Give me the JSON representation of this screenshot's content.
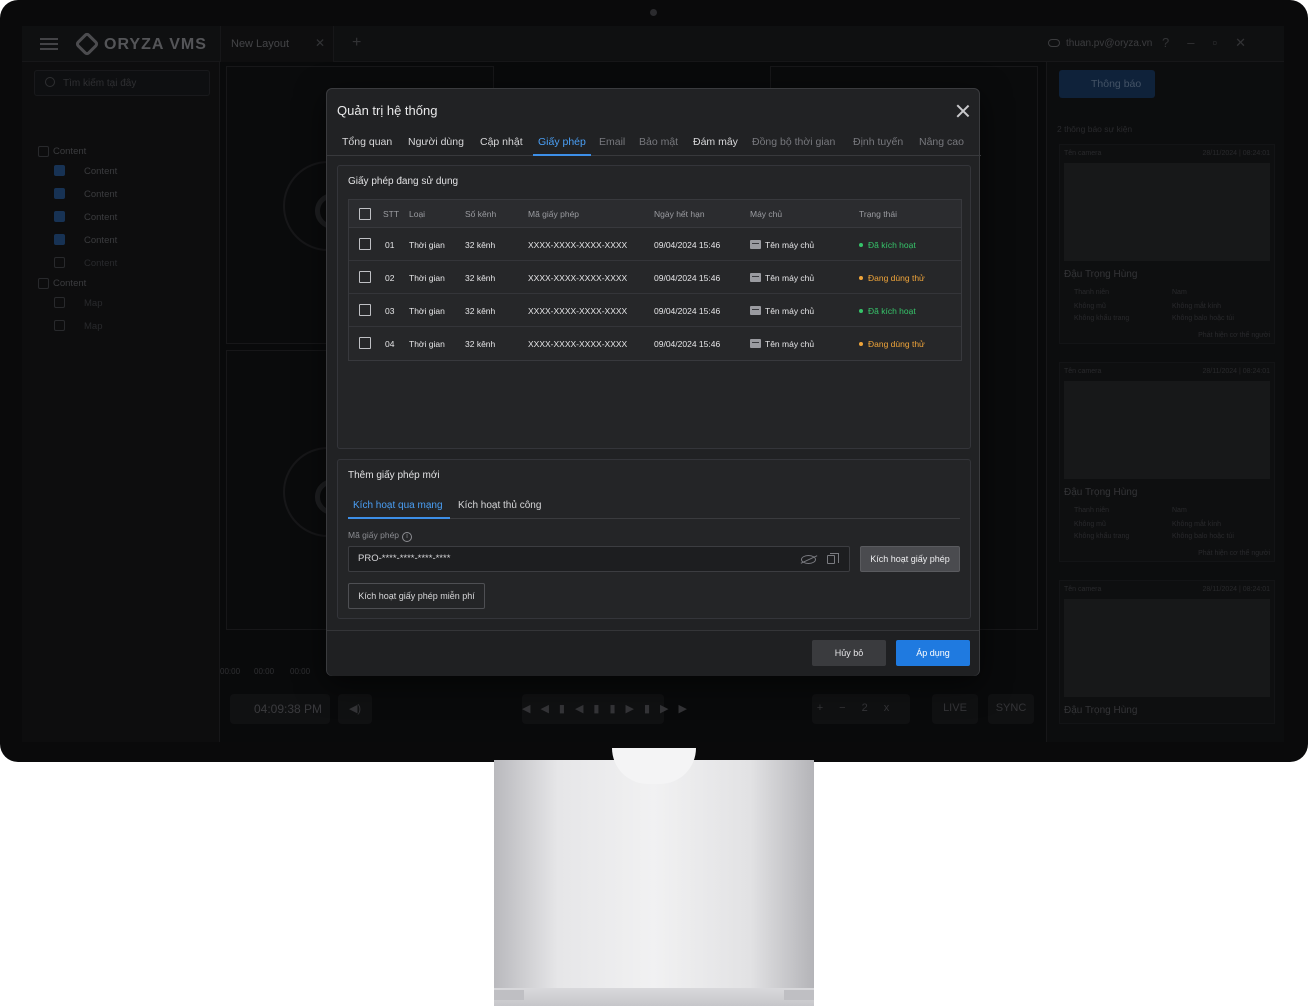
{
  "app": {
    "logo_text": "ORYZA VMS",
    "layout_tab": "New Layout",
    "user_email": "thuan.pv@oryza.vn",
    "search_placeholder": "Tìm kiếm tại đây"
  },
  "sidebar": {
    "groups": [
      {
        "label": "Content",
        "items": [
          "Content",
          "Content",
          "Content",
          "Content",
          "Content"
        ]
      },
      {
        "label": "Content",
        "items": [
          "Map",
          "Map"
        ]
      }
    ]
  },
  "playback": {
    "time": "04:09:38 PM",
    "timeline_ticks": [
      "00:00",
      "00:00",
      "00:00"
    ],
    "speed": "2x",
    "live_label": "LIVE",
    "sync_label": "SYNC"
  },
  "right_panel": {
    "notif_label": "Thông báo",
    "summary": "2 thông báo sự kiện",
    "events": [
      {
        "camera": "Tên camera",
        "time": "28/11/2024 | 08:24:01",
        "name": "Đậu Trọng Hùng",
        "attrs": [
          "Thanh niên",
          "Nam",
          "Không mũ",
          "Không mắt kính",
          "Không khẩu trang",
          "Không balo hoặc túi"
        ],
        "detect": "Phát hiện cơ thể người"
      },
      {
        "camera": "Tên camera",
        "time": "28/11/2024 | 08:24:01",
        "name": "Đậu Trọng Hùng",
        "attrs": [
          "Thanh niên",
          "Nam",
          "Không mũ",
          "Không mắt kính",
          "Không khẩu trang",
          "Không balo hoặc túi"
        ],
        "detect": "Phát hiện cơ thể người"
      },
      {
        "camera": "Tên camera",
        "time": "28/11/2024 | 08:24:01",
        "name": "Đậu Trọng Hùng",
        "attrs": [],
        "detect": ""
      }
    ]
  },
  "dialog": {
    "title": "Quản trị hệ thống",
    "tabs": [
      "Tổng quan",
      "Người dùng",
      "Cập nhật",
      "Giấy phép",
      "Email",
      "Bảo mật",
      "Đám mây",
      "Đồng bộ thời gian",
      "Định tuyến",
      "Nâng cao"
    ],
    "active_tab": "Giấy phép",
    "licenses_section": {
      "title": "Giấy phép đang sử dụng",
      "columns": [
        "STT",
        "Loại",
        "Số kênh",
        "Mã giấy phép",
        "Ngày hết hạn",
        "Máy chủ",
        "Trạng thái"
      ],
      "rows": [
        {
          "stt": "01",
          "type": "Thời gian",
          "channels": "32 kênh",
          "code": "XXXX-XXXX-XXXX-XXXX",
          "expiry": "09/04/2024 15:46",
          "server": "Tên máy chủ",
          "status": "Đã kích hoạt",
          "status_color": "#36c46a"
        },
        {
          "stt": "02",
          "type": "Thời gian",
          "channels": "32 kênh",
          "code": "XXXX-XXXX-XXXX-XXXX",
          "expiry": "09/04/2024 15:46",
          "server": "Tên máy chủ",
          "status": "Đang dùng thử",
          "status_color": "#f0a53a"
        },
        {
          "stt": "03",
          "type": "Thời gian",
          "channels": "32 kênh",
          "code": "XXXX-XXXX-XXXX-XXXX",
          "expiry": "09/04/2024 15:46",
          "server": "Tên máy chủ",
          "status": "Đã kích hoạt",
          "status_color": "#36c46a"
        },
        {
          "stt": "04",
          "type": "Thời gian",
          "channels": "32 kênh",
          "code": "XXXX-XXXX-XXXX-XXXX",
          "expiry": "09/04/2024 15:46",
          "server": "Tên máy chủ",
          "status": "Đang dùng thử",
          "status_color": "#f0a53a"
        }
      ]
    },
    "new_license": {
      "title": "Thêm giấy phép mới",
      "tabs": [
        "Kích hoạt qua mạng",
        "Kích hoạt thủ công"
      ],
      "field_label": "Mã giấy phép",
      "key_value": "PRO-****-****-****-****",
      "activate_button": "Kích hoạt giấy phép",
      "free_button": "Kích hoạt giấy phép miễn phí"
    },
    "cancel_button": "Hủy bỏ",
    "apply_button": "Áp dụng"
  }
}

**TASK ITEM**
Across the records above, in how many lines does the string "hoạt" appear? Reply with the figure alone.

**EXERCISE SOLUTION**
6